However, why the Concorde project failed is a subject for another day. After studying the evolution of enterprises, my research showed that, at the end of the day, after the grace factor, it is the ability of any venture to pass the “test of balance” that accounts for enduring or landmark success. Watch out for a new series on start-ups in which the processes of business ventures are addressed. You can’t afford to miss any of the three-part series in this column, because they answer many questions arising from the challenges new business ventures face. And how to overcome them.
Now, back to the point. Which comes first in start-up decisions? The idea or the capital? It is the idea because that is what defines the venture; it is what determines the capital you need to launch out. There are so many questions surrounding the idea that you have to settle before you even think about the funding.
The first factor to consider is this: Is the project idea viable? Since we are dealing with business ventures here, you have to settle that question before you can proceed. Your feasibility and business plan, the second important factors, should resolve the question of viability, and project cost which, invariably throws up the third factor, which is capital. Thus; you have the idea, feasibility/business plan and, finally capital as the three critical factors involved in any start-up.
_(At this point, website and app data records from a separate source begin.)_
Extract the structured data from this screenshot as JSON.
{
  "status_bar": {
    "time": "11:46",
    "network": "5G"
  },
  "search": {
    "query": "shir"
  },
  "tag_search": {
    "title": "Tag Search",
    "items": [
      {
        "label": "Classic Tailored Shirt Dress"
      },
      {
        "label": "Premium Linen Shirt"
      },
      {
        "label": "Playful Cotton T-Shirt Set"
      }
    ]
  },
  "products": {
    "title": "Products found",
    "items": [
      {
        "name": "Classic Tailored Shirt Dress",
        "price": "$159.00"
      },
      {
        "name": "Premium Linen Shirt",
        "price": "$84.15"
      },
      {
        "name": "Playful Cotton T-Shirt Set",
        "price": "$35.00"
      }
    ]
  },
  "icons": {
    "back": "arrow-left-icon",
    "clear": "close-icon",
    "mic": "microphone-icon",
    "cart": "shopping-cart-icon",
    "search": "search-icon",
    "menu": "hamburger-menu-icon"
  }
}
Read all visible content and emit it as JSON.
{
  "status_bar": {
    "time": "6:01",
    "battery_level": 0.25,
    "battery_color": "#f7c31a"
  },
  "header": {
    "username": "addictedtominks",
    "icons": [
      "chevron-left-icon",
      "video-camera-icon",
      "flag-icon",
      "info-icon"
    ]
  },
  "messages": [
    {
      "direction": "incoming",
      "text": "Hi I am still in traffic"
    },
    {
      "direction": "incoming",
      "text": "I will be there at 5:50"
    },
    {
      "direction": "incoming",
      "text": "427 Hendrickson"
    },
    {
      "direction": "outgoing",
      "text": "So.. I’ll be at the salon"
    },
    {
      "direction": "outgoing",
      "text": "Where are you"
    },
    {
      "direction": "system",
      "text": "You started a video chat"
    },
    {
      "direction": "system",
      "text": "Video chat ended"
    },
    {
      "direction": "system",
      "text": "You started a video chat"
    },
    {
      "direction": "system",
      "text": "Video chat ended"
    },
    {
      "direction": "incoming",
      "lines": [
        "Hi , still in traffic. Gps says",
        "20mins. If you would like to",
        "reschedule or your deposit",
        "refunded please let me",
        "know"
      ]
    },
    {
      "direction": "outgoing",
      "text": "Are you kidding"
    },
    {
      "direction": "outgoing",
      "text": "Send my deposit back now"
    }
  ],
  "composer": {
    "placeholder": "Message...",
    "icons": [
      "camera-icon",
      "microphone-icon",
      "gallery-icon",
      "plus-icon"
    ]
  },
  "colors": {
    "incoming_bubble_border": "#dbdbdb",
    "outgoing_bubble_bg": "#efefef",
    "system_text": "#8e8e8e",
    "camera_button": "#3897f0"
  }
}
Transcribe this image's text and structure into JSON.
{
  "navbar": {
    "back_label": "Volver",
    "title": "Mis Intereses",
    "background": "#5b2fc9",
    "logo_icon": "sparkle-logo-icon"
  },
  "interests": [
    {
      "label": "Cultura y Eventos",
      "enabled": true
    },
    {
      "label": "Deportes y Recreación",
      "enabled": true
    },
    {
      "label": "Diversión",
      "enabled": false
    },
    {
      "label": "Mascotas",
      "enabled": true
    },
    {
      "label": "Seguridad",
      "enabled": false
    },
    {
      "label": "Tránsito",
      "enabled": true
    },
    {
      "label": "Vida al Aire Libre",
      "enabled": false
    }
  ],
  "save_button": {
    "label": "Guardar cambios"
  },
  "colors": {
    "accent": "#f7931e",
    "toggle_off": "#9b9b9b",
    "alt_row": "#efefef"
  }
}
If you worry about capital first, you may run into trouble because you have not resolved the two other key issues of idea and feasibility/business plan. Get this clear in your mind; you hit on a bright idea, say, the setting up of a school. Then, you subject this idea to a test of viability called feasibility study along with a business plan. The study would tell you whether the project is viable or not, before you commit your capital to it.
The feasibility report would give you detailed information about many things like location of the business, size, personnel, sources of raw material, cash flow projections etc. These, you need to know before you embark on the project. This valuable foreknowledge is absolutely fundamental if you are to succeed with the venture. Sometimes, most feasibility studies include market research, another key source of information on business behavior.
After you have generated a sound idea and you have subjected its integrity to the test of viability called feasibility study, then you begin to look at the capital that the feasibility report has suggested.
The fact that you have more than enough capital, which in its broader definition could be cash, fixed assests and goodwill, does not mean that you could embark on a venture without first subjecting its integrity on paper, to the stiff test of viability. Many businesses look good in the head but in reality are not viable at all. Remember, not all that glitters is gold.
A lot of business people invest in projects they “like” or that seem to be profitable not what is commercially viable. If you don’t have a feasibility study it would be difficult to ascertain the true financial worth, return on investment (Rol), and therefore, viability of a commercial venture. The accurate information on the capital outlay could be elusive if you don’t have feasibility. You may likely lose your money if you don’t have a good idea of what you want to invest in. Idea, feasibility and capital, in that order constitute what I call the Holy Trinity of business success.
Finally, the most important thing is to have a dream or idea. You need a good idea to succeed in business. Every other thing would fall in place.
WEEKEND SPICE: We have got to have a dream if we are going to make a dream come through-Dennis Waitley
Folks, again, thank God it’s Friday. Stay motivated till next week.
Ladi Ayodeji is an Author, Conference Speaker/Pastor and life coach. He can be reached at [email protected] and 09059243004 (sms only).